In California, the term “judgment creditor” refers to a party in whose favor a judgment is entered whereas “judgment debtor” refers to the party against whom the judgment is entered.  A “money judgment” is any court order requiring the payment of money.


Subsequent to entry, the judgment creditor has the obligation to enforce the judgment because a Court will not.  Thus, the judgment creditor must act diligently to obtain, and perfect its lien, identify assets subject to levy, and execute on its judgment.

California judgments accrue interest at the rate of 10% from the date they are entered.

Examples of what the Law Office of D. Joshua Staub can do to assist in collecting a California judgment include:

  • Levy (seize) assets that you have personal knowledge of (or stated on a Judgment Debtor’s Statement of Assets form, if applicable) which can include vehicles, vessels, or real property.
  • Examine judgment debtor in court to locate unknown assets. The personal service of the order to appear for examination creates a lien on the judgment debtor’s personal property for one (1) year from the date of the order to appear.
  • Suspend the judgment debtor’s driver’s license the judgment is for a California auto accident.
  • Suspend the judgment debtor’s license in particular case (example: Contractor’s License).
  • Place a lien on real property through the issuance and recording of an abstract of judgment.
  • Perfect liens on the judgment debtor’s assets.
  • Garnish the judgment debtor’s wages.
  • Conduct discovery into the judgment debtor’s assets.
  • Collect from the spouse of the judgment debtor.
  • Creditor’s suit. This action lies where a third person has possession or control of property in which the judgment debtor has an interest or where they are indebted to the judgment debtor.  The purpose is to have the interest or debt applied to the satisfaction of the money judgment.
  • Seek and obtain order adding costs of enforcement to the judgment.
  • Obtain charging orders.
  • Obtain a lien against the judgment debtor’s right to proceeds from a lawsuit.

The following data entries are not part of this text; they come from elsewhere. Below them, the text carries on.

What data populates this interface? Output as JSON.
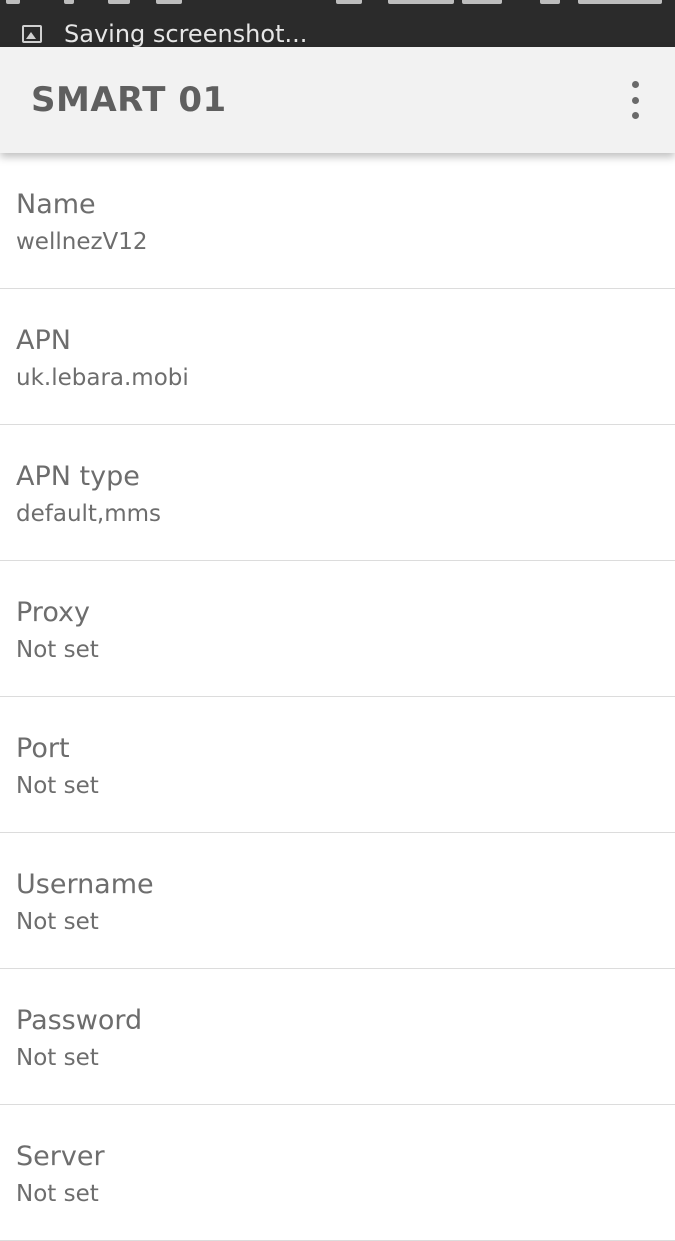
{
  "status_bar": {
    "notification_text": "Saving screenshot..."
  },
  "app_bar": {
    "title": "SMART 01"
  },
  "preferences": [
    {
      "title": "Name",
      "summary": "wellnezV12"
    },
    {
      "title": "APN",
      "summary": "uk.lebara.mobi"
    },
    {
      "title": "APN type",
      "summary": "default,mms"
    },
    {
      "title": "Proxy",
      "summary": "Not set"
    },
    {
      "title": "Port",
      "summary": "Not set"
    },
    {
      "title": "Username",
      "summary": "Not set"
    },
    {
      "title": "Password",
      "summary": "Not set"
    },
    {
      "title": "Server",
      "summary": "Not set"
    }
  ]
}
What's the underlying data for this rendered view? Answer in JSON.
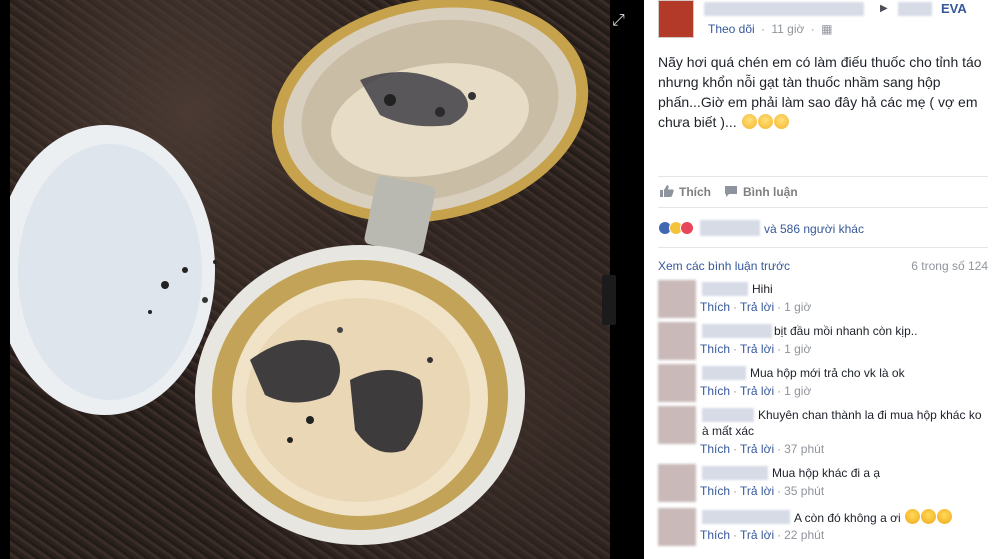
{
  "post": {
    "page_name": "EVA",
    "follow_label": "Theo dõi",
    "time": "11 giờ",
    "audience_icon": "globe-icon",
    "text_main": "Nãy hơi quá chén em có làm điếu thuốc cho tỉnh táo nhưng khổn nỗi gạt tàn thuốc nhầm sang hộp phấn...Giờ em phải làm sao đây hả các mẹ ( vợ em chưa biết )..."
  },
  "actions": {
    "like_label": "Thích",
    "comment_label": "Bình luận"
  },
  "reactions": {
    "others_text": "và 586 người khác"
  },
  "comments_header": {
    "view_previous": "Xem các bình luận trước",
    "count": "6 trong số 124"
  },
  "comments": [
    {
      "text": "Hihi",
      "like": "Thích",
      "reply": "Trả lời",
      "time": "1 giờ"
    },
    {
      "text": "bịt đầu mồi nhanh còn kịp..",
      "like": "Thích",
      "reply": "Trả lời",
      "time": "1 giờ"
    },
    {
      "text": "Mua hộp mới trả cho vk là ok",
      "like": "Thích",
      "reply": "Trả lời",
      "time": "1 giờ"
    },
    {
      "text": "Khuyên chan thành la đi mua hộp khác ko",
      "text2": "à mất xác",
      "like": "Thích",
      "reply": "Trả lời",
      "time": "37 phút"
    },
    {
      "text": "Mua hộp khác đi a ạ",
      "like": "Thích",
      "reply": "Trả lời",
      "time": "35 phút"
    },
    {
      "text": "A còn đó không a ơi",
      "like": "Thích",
      "reply": "Trả lời",
      "time": "22 phút"
    }
  ],
  "colors": {
    "link": "#365899",
    "muted": "#90949c"
  }
}
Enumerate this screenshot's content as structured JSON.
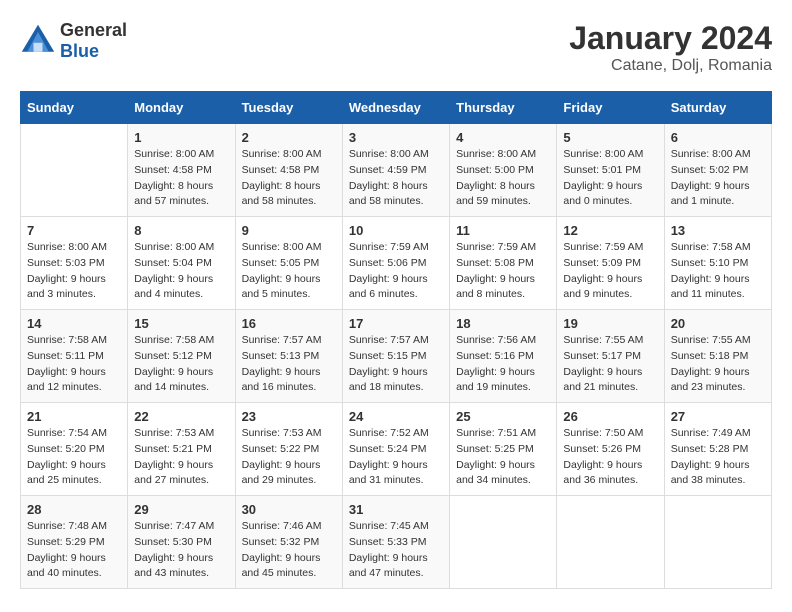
{
  "header": {
    "logo_general": "General",
    "logo_blue": "Blue",
    "title": "January 2024",
    "subtitle": "Catane, Dolj, Romania"
  },
  "columns": [
    "Sunday",
    "Monday",
    "Tuesday",
    "Wednesday",
    "Thursday",
    "Friday",
    "Saturday"
  ],
  "weeks": [
    [
      {
        "day": "",
        "info": ""
      },
      {
        "day": "1",
        "info": "Sunrise: 8:00 AM\nSunset: 4:58 PM\nDaylight: 8 hours\nand 57 minutes."
      },
      {
        "day": "2",
        "info": "Sunrise: 8:00 AM\nSunset: 4:58 PM\nDaylight: 8 hours\nand 58 minutes."
      },
      {
        "day": "3",
        "info": "Sunrise: 8:00 AM\nSunset: 4:59 PM\nDaylight: 8 hours\nand 58 minutes."
      },
      {
        "day": "4",
        "info": "Sunrise: 8:00 AM\nSunset: 5:00 PM\nDaylight: 8 hours\nand 59 minutes."
      },
      {
        "day": "5",
        "info": "Sunrise: 8:00 AM\nSunset: 5:01 PM\nDaylight: 9 hours\nand 0 minutes."
      },
      {
        "day": "6",
        "info": "Sunrise: 8:00 AM\nSunset: 5:02 PM\nDaylight: 9 hours\nand 1 minute."
      }
    ],
    [
      {
        "day": "7",
        "info": "Sunrise: 8:00 AM\nSunset: 5:03 PM\nDaylight: 9 hours\nand 3 minutes."
      },
      {
        "day": "8",
        "info": "Sunrise: 8:00 AM\nSunset: 5:04 PM\nDaylight: 9 hours\nand 4 minutes."
      },
      {
        "day": "9",
        "info": "Sunrise: 8:00 AM\nSunset: 5:05 PM\nDaylight: 9 hours\nand 5 minutes."
      },
      {
        "day": "10",
        "info": "Sunrise: 7:59 AM\nSunset: 5:06 PM\nDaylight: 9 hours\nand 6 minutes."
      },
      {
        "day": "11",
        "info": "Sunrise: 7:59 AM\nSunset: 5:08 PM\nDaylight: 9 hours\nand 8 minutes."
      },
      {
        "day": "12",
        "info": "Sunrise: 7:59 AM\nSunset: 5:09 PM\nDaylight: 9 hours\nand 9 minutes."
      },
      {
        "day": "13",
        "info": "Sunrise: 7:58 AM\nSunset: 5:10 PM\nDaylight: 9 hours\nand 11 minutes."
      }
    ],
    [
      {
        "day": "14",
        "info": "Sunrise: 7:58 AM\nSunset: 5:11 PM\nDaylight: 9 hours\nand 12 minutes."
      },
      {
        "day": "15",
        "info": "Sunrise: 7:58 AM\nSunset: 5:12 PM\nDaylight: 9 hours\nand 14 minutes."
      },
      {
        "day": "16",
        "info": "Sunrise: 7:57 AM\nSunset: 5:13 PM\nDaylight: 9 hours\nand 16 minutes."
      },
      {
        "day": "17",
        "info": "Sunrise: 7:57 AM\nSunset: 5:15 PM\nDaylight: 9 hours\nand 18 minutes."
      },
      {
        "day": "18",
        "info": "Sunrise: 7:56 AM\nSunset: 5:16 PM\nDaylight: 9 hours\nand 19 minutes."
      },
      {
        "day": "19",
        "info": "Sunrise: 7:55 AM\nSunset: 5:17 PM\nDaylight: 9 hours\nand 21 minutes."
      },
      {
        "day": "20",
        "info": "Sunrise: 7:55 AM\nSunset: 5:18 PM\nDaylight: 9 hours\nand 23 minutes."
      }
    ],
    [
      {
        "day": "21",
        "info": "Sunrise: 7:54 AM\nSunset: 5:20 PM\nDaylight: 9 hours\nand 25 minutes."
      },
      {
        "day": "22",
        "info": "Sunrise: 7:53 AM\nSunset: 5:21 PM\nDaylight: 9 hours\nand 27 minutes."
      },
      {
        "day": "23",
        "info": "Sunrise: 7:53 AM\nSunset: 5:22 PM\nDaylight: 9 hours\nand 29 minutes."
      },
      {
        "day": "24",
        "info": "Sunrise: 7:52 AM\nSunset: 5:24 PM\nDaylight: 9 hours\nand 31 minutes."
      },
      {
        "day": "25",
        "info": "Sunrise: 7:51 AM\nSunset: 5:25 PM\nDaylight: 9 hours\nand 34 minutes."
      },
      {
        "day": "26",
        "info": "Sunrise: 7:50 AM\nSunset: 5:26 PM\nDaylight: 9 hours\nand 36 minutes."
      },
      {
        "day": "27",
        "info": "Sunrise: 7:49 AM\nSunset: 5:28 PM\nDaylight: 9 hours\nand 38 minutes."
      }
    ],
    [
      {
        "day": "28",
        "info": "Sunrise: 7:48 AM\nSunset: 5:29 PM\nDaylight: 9 hours\nand 40 minutes."
      },
      {
        "day": "29",
        "info": "Sunrise: 7:47 AM\nSunset: 5:30 PM\nDaylight: 9 hours\nand 43 minutes."
      },
      {
        "day": "30",
        "info": "Sunrise: 7:46 AM\nSunset: 5:32 PM\nDaylight: 9 hours\nand 45 minutes."
      },
      {
        "day": "31",
        "info": "Sunrise: 7:45 AM\nSunset: 5:33 PM\nDaylight: 9 hours\nand 47 minutes."
      },
      {
        "day": "",
        "info": ""
      },
      {
        "day": "",
        "info": ""
      },
      {
        "day": "",
        "info": ""
      }
    ]
  ]
}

Sister State Judgments

“A State may not disregard the judgment of a sister State because it disagrees with the reasoning underlying the judgment or deems it to be wrong on the merits.” (V.L. v. E.L. (2016) 136 S.Ct. 1017, 1020).

In California, a “Sister state judgment” means that part of any judgment, decree, or order of a court of a state of the United States, other than California, which requires the payment of money, but does not include a support order.  “Support” generally means an obligation owing on behalf of a child, spouse, or family.  Thus, if one has a judgment against judgment debtor who has property subject to levy in California, one can apply for entry of that judgment in California to reach those assets in satisfaction of the judgment once entered.

A judgment creditor or assignee can apply to have the sister state judgment entered as a judgment in California.

Foreign-Country Judgments under the Uniform Foreign-County Money Judgments Recognition Act

A judgment of a foreign court can be entered in California subject to various exceptions which include judgments for taxes, fines, penalties, support, divorce, maintenance, or domestic relations.  Under principles of comity, however, a judgment for support, divorce, maintenance, or domestic relations may be recognized.

Tribal Court Money Judgments under the Tribal Court Civil Money Judgments Act

A judgment creditor can apply to enter the judgment of a court or tribunal of any federally recognized Indian nation, tribe, pueblo, hand, or Alaska Native village, duly established under tribal or federal law, including Courts of Indian Offenses under Part 11 of Title 25 of the Code of Federal Regulations (CFR) in California.

Registration of federal judgments

Federal judgments can be registered in other districts once they become final.

This firm has experience in these proceedings, and can assist judgment debtors or judgment creditors in matters involving the enforcement of California judgments, and the entry of sister state judgments, foreign-country judgments, and tribal court money judgments.